GIVEN DATA:
=== Section Start ===
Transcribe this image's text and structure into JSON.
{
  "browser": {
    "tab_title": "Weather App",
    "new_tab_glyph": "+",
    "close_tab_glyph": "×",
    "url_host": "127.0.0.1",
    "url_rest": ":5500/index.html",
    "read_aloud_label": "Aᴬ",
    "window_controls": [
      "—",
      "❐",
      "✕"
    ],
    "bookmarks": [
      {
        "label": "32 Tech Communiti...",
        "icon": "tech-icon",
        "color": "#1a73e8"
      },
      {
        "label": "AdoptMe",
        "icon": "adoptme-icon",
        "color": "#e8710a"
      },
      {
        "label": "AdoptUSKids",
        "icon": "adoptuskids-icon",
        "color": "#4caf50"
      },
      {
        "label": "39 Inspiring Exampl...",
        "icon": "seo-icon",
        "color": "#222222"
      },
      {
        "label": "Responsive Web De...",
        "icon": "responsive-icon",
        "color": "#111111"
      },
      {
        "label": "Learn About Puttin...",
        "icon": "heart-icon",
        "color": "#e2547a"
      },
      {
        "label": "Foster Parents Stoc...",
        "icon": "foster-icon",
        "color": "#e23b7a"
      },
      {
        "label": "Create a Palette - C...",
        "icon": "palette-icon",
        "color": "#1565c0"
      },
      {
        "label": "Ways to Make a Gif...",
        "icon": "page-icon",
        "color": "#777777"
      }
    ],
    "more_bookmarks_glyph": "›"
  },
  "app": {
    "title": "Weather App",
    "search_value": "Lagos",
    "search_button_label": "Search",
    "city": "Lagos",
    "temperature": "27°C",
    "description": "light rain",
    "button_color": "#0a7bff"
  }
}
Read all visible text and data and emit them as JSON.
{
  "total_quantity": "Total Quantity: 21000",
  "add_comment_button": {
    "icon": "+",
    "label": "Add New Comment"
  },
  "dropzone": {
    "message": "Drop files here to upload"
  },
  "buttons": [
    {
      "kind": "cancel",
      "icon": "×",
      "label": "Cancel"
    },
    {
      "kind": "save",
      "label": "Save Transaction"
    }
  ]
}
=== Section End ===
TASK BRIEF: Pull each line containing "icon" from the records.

ANSWER TO THE PROBLEM:
        "icon": "tech-icon",
        "icon": "adoptme-icon",
        "icon": "adoptuskids-icon",
        "icon": "seo-icon",
        "icon": "responsive-icon",
        "icon": "heart-icon",
        "icon": "foster-icon",
        "icon": "palette-icon",
        "icon": "page-icon",
    "icon": "+",
      "icon": "×",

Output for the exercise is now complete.